Petite powerhouses storm the Great White Way, proving they weren't shortchanged on talent.
It began as the season of hunky men in T-shirts, with Ricky Martin and Blair Underwood leading a pack of six-packs. But when all was said and sung, Broadway’s most powerful performances came from women—short women. Not since 4-foot-11 Kristin Chenoweth blew everyone off the stage in “You’re a Good Man, Charlie Brown” have so many tiny dynamos dominated the Tony nominations: This year’s include Tracie Bennett, Stockard Channing, Linda Lavin, Celia Keenan-Bolger, Cristin Milioti and Spencer Kayden—all of them scarcely taller than Helen Hayes, the 5-foot First Lady of Theater. We asked some of our shortest stars to put their height into perspective.
The part: Molly, the only girl in “Peter and the Starcatcher”
Short shrift: Constantly hearing, “ ‘She can’t play that part—she doesn’t look like a grown-up.’ I’m 34!”
Whom she looks up to: her younger sister, “who’s even shorter,” and brother Andrew, who’s “a little taller”—and a star of “Newsies.”
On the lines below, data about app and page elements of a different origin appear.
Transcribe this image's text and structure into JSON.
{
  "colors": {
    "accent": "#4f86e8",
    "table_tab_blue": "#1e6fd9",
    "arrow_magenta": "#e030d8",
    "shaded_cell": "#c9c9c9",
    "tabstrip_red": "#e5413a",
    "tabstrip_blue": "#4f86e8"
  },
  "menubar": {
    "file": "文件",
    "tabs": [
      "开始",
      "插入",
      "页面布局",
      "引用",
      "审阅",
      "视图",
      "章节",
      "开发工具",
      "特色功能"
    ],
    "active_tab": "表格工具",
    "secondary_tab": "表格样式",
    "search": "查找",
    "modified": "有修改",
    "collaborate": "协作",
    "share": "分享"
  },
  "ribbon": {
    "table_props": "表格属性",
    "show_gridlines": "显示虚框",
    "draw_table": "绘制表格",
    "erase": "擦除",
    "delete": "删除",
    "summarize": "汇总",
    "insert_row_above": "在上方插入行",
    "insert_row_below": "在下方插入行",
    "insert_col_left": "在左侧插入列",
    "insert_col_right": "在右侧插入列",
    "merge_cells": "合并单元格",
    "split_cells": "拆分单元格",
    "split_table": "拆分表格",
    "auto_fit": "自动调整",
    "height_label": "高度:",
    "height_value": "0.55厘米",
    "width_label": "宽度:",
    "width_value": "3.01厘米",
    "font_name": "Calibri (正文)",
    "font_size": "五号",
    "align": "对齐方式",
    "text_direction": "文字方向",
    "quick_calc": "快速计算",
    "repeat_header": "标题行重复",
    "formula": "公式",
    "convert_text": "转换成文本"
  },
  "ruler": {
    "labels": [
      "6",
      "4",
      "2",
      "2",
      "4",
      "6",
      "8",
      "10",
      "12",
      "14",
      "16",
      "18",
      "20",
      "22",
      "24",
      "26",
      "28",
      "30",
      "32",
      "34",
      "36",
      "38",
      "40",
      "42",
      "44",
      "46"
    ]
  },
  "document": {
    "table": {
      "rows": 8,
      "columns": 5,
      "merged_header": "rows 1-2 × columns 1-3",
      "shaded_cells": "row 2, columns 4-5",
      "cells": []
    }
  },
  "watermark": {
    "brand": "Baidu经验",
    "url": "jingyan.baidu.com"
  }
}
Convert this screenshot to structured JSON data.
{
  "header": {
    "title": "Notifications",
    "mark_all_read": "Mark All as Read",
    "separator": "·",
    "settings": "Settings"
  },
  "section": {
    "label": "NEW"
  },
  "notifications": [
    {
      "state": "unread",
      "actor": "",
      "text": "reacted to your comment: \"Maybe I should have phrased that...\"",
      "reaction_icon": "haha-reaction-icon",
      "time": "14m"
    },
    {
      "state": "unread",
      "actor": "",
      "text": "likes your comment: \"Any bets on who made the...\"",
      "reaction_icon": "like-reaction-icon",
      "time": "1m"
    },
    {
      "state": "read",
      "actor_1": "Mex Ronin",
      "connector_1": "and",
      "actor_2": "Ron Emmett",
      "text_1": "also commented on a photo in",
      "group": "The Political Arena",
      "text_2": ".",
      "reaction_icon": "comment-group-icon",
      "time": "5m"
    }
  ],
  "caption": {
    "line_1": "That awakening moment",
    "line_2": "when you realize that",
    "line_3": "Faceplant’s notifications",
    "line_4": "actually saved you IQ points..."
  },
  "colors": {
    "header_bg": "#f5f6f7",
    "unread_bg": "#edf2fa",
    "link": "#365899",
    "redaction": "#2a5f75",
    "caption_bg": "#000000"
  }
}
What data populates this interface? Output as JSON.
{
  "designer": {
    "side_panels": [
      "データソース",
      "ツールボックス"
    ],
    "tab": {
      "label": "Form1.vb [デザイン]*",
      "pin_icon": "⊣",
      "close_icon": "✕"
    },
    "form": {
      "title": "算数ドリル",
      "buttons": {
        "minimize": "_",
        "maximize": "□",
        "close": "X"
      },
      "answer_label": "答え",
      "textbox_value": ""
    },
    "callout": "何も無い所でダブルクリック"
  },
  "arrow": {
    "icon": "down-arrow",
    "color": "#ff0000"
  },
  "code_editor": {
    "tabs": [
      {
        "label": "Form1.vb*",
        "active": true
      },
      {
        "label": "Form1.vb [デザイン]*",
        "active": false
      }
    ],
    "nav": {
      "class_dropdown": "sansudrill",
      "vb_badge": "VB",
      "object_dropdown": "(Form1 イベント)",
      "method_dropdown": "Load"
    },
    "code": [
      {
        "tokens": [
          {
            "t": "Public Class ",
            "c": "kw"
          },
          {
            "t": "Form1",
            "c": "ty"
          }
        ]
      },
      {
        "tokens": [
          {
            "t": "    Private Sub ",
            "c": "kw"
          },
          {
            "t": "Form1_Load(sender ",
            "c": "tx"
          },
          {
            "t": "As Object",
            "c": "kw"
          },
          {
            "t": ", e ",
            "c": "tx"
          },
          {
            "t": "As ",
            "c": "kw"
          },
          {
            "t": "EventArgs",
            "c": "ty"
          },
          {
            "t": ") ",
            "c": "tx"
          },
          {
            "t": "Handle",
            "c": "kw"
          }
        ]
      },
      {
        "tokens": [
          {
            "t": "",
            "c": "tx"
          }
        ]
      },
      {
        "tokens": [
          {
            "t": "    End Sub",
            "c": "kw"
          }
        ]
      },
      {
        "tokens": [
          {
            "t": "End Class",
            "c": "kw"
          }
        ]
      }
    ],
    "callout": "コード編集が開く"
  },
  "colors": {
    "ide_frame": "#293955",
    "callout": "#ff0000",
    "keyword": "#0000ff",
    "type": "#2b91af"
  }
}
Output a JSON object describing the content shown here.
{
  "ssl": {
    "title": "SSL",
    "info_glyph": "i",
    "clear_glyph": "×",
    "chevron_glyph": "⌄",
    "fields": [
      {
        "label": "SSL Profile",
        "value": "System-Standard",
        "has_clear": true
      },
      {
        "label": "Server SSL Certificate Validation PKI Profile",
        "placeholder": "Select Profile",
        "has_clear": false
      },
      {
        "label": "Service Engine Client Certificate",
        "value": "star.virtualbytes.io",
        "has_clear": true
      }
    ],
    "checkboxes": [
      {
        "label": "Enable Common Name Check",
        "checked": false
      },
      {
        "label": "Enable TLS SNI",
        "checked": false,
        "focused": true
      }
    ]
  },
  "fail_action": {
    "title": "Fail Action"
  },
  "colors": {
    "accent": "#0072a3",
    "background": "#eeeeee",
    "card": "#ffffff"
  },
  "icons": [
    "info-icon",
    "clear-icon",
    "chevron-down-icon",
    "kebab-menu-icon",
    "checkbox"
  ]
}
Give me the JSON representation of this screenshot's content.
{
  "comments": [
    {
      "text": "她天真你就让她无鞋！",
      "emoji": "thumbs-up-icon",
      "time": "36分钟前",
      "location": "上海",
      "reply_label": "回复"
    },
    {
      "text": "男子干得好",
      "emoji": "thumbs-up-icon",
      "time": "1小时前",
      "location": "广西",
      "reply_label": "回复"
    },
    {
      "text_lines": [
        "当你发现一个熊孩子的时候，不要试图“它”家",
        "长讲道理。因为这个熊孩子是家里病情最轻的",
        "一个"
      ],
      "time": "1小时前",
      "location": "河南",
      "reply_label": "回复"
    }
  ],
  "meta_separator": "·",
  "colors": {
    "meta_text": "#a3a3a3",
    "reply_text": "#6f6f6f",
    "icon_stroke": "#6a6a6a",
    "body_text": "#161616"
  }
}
Biggest payoff: “If you’re playing powerful people, nobody notices [how short you are] until you come offstage and sign autographs. Then they say, ‘OMG, you’re so much smaller than I thought!’ ”